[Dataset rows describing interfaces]
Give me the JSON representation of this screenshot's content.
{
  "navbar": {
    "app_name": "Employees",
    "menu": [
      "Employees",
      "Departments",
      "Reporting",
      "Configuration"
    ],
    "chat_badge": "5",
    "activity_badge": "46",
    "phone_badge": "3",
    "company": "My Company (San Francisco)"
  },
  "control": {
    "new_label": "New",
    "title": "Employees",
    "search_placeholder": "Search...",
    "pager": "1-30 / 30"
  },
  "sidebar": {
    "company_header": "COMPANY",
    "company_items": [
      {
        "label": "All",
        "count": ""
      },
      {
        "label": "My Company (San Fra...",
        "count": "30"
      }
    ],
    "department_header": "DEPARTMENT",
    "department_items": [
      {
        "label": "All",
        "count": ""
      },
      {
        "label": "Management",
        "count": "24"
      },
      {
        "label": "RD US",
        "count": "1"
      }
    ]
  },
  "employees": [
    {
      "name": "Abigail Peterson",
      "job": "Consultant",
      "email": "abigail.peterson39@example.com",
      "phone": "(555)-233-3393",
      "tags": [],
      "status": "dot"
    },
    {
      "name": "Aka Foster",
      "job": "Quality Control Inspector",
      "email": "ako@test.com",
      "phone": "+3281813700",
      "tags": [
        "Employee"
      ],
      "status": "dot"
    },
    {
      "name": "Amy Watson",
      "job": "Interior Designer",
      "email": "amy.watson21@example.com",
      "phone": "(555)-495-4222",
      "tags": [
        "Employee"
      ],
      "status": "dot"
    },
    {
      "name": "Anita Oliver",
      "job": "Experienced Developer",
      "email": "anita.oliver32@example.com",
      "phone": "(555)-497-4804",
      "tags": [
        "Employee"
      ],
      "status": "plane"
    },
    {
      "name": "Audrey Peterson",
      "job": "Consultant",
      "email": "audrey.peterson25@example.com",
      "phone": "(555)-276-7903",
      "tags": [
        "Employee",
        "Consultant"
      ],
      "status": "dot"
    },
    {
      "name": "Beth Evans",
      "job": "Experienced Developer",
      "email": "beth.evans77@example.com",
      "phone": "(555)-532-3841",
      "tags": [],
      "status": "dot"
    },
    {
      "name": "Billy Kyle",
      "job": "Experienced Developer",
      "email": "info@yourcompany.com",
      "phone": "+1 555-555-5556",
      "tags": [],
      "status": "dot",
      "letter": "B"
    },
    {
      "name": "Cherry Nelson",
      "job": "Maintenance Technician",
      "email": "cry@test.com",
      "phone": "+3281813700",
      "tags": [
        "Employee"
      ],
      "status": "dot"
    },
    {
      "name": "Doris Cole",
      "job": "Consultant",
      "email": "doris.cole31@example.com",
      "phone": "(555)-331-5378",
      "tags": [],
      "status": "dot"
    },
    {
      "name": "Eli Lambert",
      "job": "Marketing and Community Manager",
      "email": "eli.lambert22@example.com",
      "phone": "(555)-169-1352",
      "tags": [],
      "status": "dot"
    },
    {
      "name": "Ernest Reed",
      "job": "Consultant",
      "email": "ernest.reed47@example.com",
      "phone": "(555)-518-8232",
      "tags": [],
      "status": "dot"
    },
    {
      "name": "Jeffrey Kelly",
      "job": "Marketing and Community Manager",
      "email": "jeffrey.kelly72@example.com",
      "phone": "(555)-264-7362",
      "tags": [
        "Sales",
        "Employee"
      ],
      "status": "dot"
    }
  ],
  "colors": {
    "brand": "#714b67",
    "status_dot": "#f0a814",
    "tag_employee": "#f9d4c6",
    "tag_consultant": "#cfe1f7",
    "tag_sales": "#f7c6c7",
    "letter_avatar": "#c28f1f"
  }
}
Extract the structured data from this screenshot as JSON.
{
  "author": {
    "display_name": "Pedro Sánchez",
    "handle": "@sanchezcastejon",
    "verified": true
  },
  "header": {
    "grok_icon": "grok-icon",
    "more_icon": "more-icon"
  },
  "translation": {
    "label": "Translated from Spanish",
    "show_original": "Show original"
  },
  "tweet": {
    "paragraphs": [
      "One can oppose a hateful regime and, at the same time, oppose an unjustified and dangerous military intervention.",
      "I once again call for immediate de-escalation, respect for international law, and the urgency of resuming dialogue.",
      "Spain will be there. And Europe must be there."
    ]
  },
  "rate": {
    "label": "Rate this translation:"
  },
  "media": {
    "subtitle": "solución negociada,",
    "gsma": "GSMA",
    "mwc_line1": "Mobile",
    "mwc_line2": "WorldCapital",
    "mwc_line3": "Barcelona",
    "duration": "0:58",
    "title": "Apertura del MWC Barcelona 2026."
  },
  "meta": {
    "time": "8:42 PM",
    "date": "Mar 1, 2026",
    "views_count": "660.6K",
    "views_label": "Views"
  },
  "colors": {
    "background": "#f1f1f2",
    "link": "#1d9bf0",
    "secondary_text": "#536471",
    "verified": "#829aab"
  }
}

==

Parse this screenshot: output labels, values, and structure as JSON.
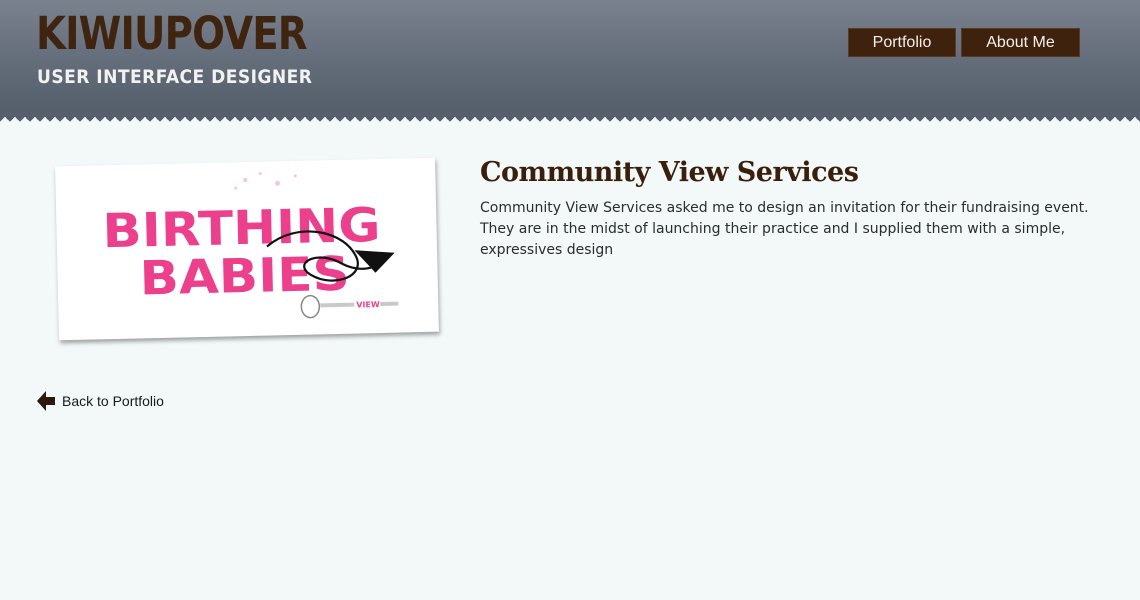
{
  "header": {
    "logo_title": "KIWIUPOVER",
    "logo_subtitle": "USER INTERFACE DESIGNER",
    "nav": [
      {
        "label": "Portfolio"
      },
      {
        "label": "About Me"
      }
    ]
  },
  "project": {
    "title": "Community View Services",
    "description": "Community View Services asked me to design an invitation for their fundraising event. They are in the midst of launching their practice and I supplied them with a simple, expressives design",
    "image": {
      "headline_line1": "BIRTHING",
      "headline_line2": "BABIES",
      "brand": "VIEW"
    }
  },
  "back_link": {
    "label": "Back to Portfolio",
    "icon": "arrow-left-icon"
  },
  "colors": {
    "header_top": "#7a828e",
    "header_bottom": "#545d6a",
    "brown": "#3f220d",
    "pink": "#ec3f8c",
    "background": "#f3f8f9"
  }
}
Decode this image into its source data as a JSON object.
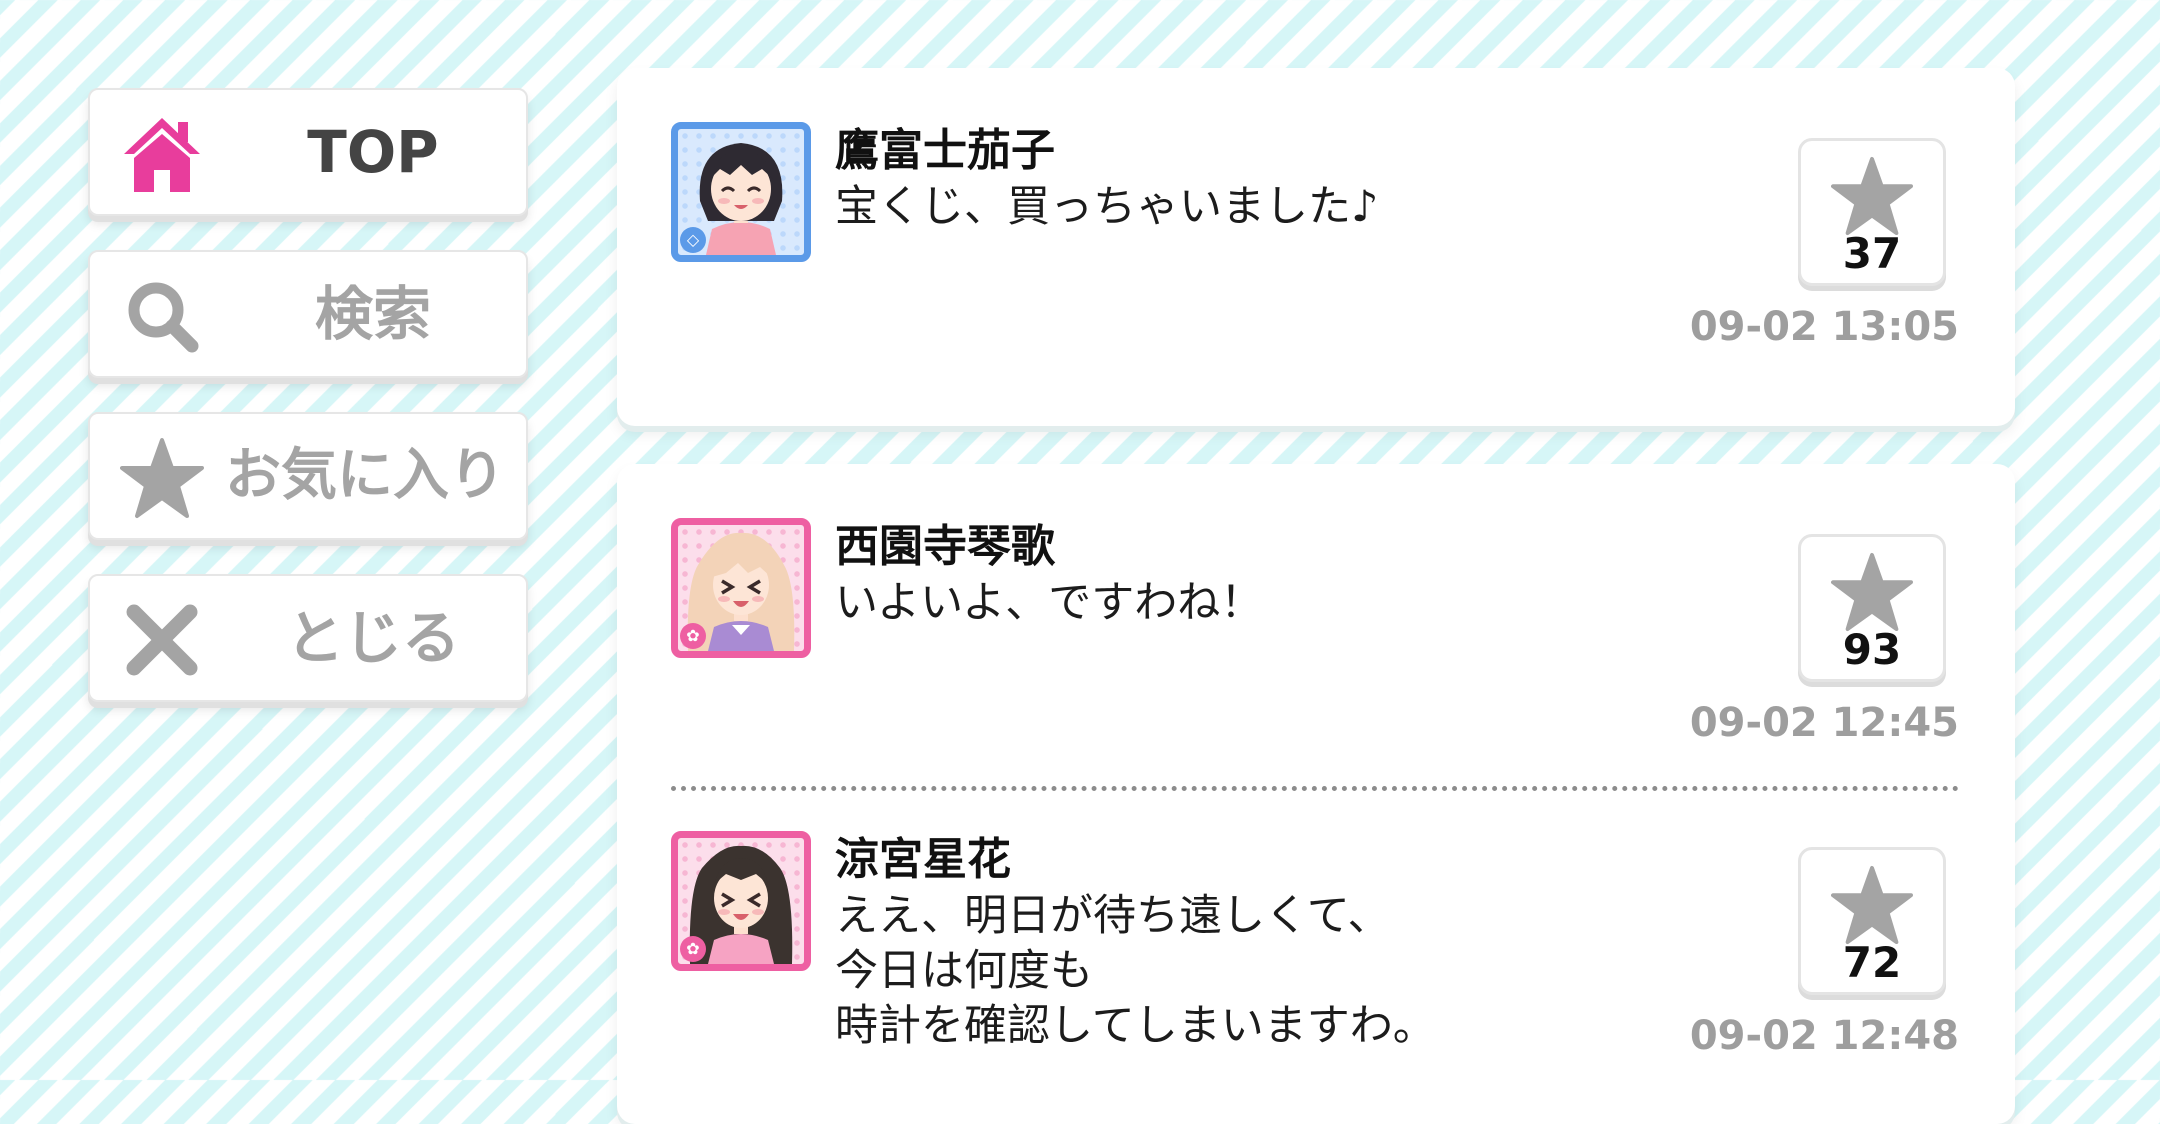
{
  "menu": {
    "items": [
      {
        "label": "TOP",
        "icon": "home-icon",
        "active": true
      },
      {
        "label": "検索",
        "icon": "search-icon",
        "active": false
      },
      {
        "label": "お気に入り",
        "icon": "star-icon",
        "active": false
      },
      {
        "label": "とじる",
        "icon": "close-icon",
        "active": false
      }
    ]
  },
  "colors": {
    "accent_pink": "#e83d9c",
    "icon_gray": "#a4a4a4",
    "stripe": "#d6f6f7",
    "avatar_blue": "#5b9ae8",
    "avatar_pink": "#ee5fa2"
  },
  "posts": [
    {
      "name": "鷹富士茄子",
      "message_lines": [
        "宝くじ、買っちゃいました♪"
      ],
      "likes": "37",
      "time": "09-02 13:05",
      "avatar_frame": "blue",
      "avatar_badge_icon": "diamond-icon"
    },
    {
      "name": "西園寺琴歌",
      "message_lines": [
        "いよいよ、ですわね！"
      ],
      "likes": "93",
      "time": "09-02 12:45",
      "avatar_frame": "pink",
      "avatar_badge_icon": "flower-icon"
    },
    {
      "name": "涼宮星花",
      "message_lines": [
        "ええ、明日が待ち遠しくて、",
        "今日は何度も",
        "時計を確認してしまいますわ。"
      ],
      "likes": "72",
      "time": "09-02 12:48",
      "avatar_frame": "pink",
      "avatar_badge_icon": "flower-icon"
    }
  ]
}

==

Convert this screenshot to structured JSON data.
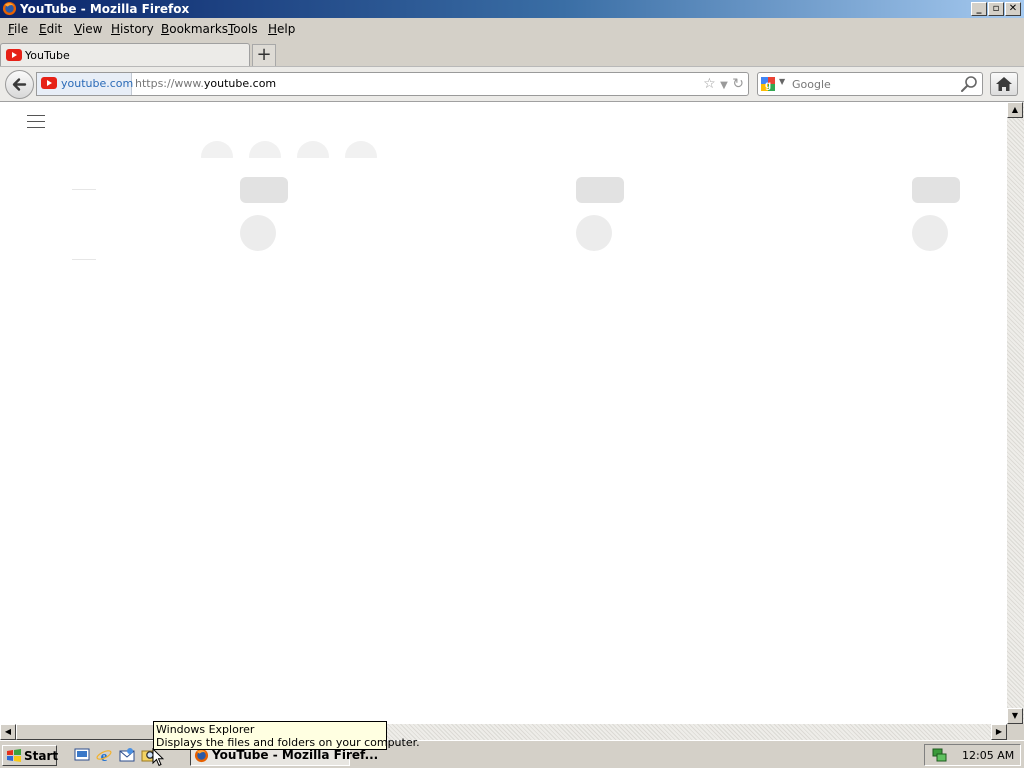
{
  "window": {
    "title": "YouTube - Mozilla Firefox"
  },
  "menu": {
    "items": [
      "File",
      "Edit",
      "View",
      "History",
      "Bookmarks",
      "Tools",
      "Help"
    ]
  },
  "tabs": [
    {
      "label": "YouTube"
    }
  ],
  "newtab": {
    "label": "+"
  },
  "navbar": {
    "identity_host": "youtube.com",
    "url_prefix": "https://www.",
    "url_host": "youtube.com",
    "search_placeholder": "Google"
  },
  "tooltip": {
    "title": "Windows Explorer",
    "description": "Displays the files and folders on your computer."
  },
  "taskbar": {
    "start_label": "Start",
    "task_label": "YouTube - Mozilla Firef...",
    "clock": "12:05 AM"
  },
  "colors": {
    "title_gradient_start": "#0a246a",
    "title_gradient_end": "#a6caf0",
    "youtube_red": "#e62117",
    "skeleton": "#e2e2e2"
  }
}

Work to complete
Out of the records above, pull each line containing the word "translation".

Response below
  "translation": {
    "label": "Rate this translation:"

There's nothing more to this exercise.